The Foreign and Water Affairs Ministers of Ethiopia, Egypt, and Sudan had a meeting in Kinshasa to resume the trilateral negotiation on the Grand Ethiopian Renaissance Dam (GERD)


Under the auspices of the African Unity, Ethiopian, Egyptian, and Sudanese Foreign and Water Relations Ministers met in Kinshasa to resume trilateral talks on the Grand Ethiopian Renaissance Dam (GERD) (AU). H.E. Felix Tshisekedi, President of the Democratic Republic of the Congo and new Chairperson of the African Union, opened the conference. The Minister of State and Foreign Affairs of the Democratic Republic of the Congo (DRC), as well as the chairperson of the African Union’s Executive Council, presided over the Ministerial conference on April 4 and 5, 2021. The AUC’s Commissioner for Political Affairs, Peace, and Security was present at the conference.
The meeting was called to assess the negotiation’s success and map a course forward.
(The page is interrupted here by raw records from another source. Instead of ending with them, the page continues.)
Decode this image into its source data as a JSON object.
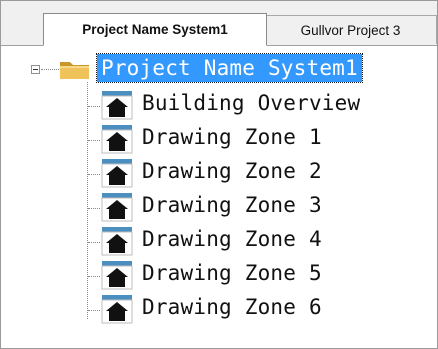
{
  "tabs": [
    {
      "label": "Project Name System1",
      "active": true
    },
    {
      "label": "Gullvor Project 3",
      "active": false
    }
  ],
  "tree": {
    "root": {
      "label": "Project Name System1",
      "expanded": true,
      "selected": true,
      "icon": "folder-icon"
    },
    "children": [
      {
        "label": "Building Overview",
        "icon": "house-icon"
      },
      {
        "label": "Drawing Zone 1",
        "icon": "house-icon"
      },
      {
        "label": "Drawing Zone 2",
        "icon": "house-icon"
      },
      {
        "label": "Drawing Zone 3",
        "icon": "house-icon"
      },
      {
        "label": "Drawing Zone 4",
        "icon": "house-icon"
      },
      {
        "label": "Drawing Zone 5",
        "icon": "house-icon"
      },
      {
        "label": "Drawing Zone 6",
        "icon": "house-icon"
      }
    ]
  },
  "colors": {
    "selection": "#3399ff",
    "folder": "#e8b84a",
    "icon_tab": "#4a8fbf"
  }
}
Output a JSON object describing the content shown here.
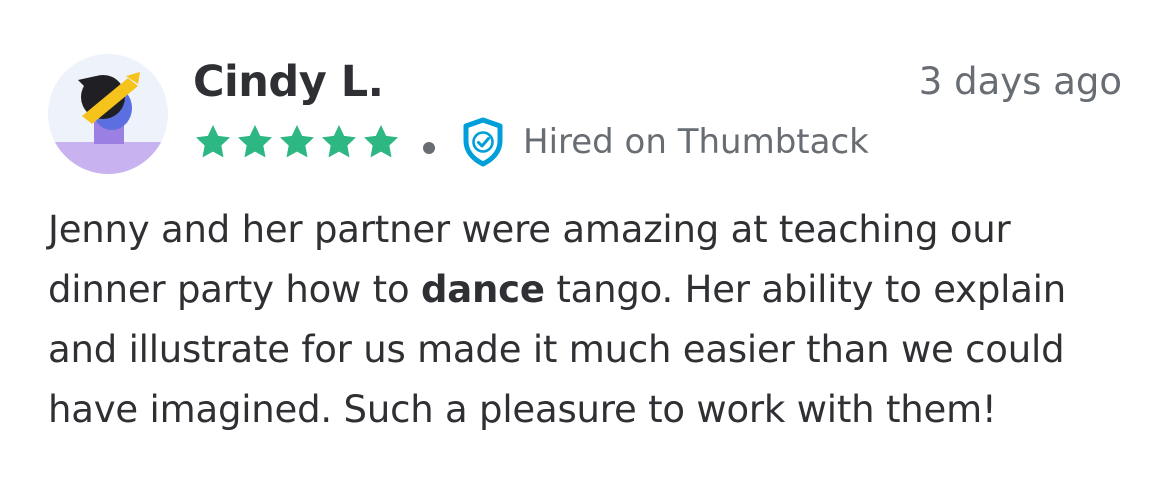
{
  "review": {
    "reviewer_name": "Cindy L.",
    "timestamp": "3 days ago",
    "rating": 5,
    "rating_max": 5,
    "star_color": "#2db783",
    "badge_text": "Hired on Thumbtack",
    "badge_icon": "shield-check-icon",
    "badge_color": "#009fd9",
    "body_parts": {
      "before": "Jenny and her partner were amazing at teaching our dinner party how to ",
      "highlight": "dance",
      "after": " tango. Her ability to explain and illustrate for us made it much easier than we could have imagined. Such a pleasure to work with them!"
    }
  }
}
In his opening remarks, H.E. Demeke Mekonnen reaffirmed Ethiopia’s commitment to the successful conclusion of the negotiations under the AU framework. He also emphasized the importance of collaboration and the interests of all riparian countries to use the Nile River. He also emphasized the importance of ending the downstream countries’ monopoly on the use of the Nile’s waters. The Deputy Prime Minister also remembered the GERD’s chance for collaboration and stressed the importance of seeing the talks through to completion.

Discussions on the possible improvement of the position of observers were conducted after agreement was reached on the continuity of the three observers in the mechanism (the Republic of South Africa, the United States of America, and the European Union). As a result, Ethiopia agreed to recognize the position of observers to exchange information and proposals when collectively demanded by the countries, in order to ensure complete control of the mechanism by the three countries and the legitimacy of the AU-led process. The stance of Egypt and Sudan, on the other hand, that observers should have the same function as the AU, is not acknowledged.

Ethiopia backed the draft communiqué presented by the AU Chairperson with slight changes at the end of the conference. Egypt and Sudan, on the other hand, opposed the draft, asking that observers take the position of the three countries and the African Union. The two countries took a policy aimed at disrupting the AU-led mechanism and withdrawing the issue from the African forum. They have put a stop to the resumption of the talks by opposing a draft communiqué containing the outcomes of the two-day conference. Instead, both countries tried to stymie the operation.

Ethiopia’s determination to find an agreement on the dam’s first filling and associated operations failed due to Egypt’s and Sudan’s adamant determination to use the negotiation and its conclusion to affirm their self-claimed water share and exclude Ethiopia’s share. Ethiopia is unable to enter into an arrangement that would deny it its existing and potential legal rights to the Nile’s use.
According to the Declaration of Principles, the GERD will be filled in the second year as planned (DoP). Ethiopia expressed its commitment to promote data and information sharing on the dam’s filling in this sense.

The arguments against the dam’s filling before an arrangement is reached have no legal justification and are incompatible with Ethiopia’s fundamental right to use its natural resources.
Ethiopia holds the President of the Democratic Republic of Congo, H.E. Félix Tshisekedi, the AU Chairperson, in high regard for his role in hosting the meeting to restart the trilateral negotiations. Ethiopia reiterates its support for a trilateral mechanism that preserves the countries’ ownership and the dignity of the AU-led process, and promises to work for its conclusion.

The conference is expected to start in the third week of April 2021, according to Ethiopia. Ethiopia anticipates the conference being reconvened at the behest of the African Union’s new chairperson.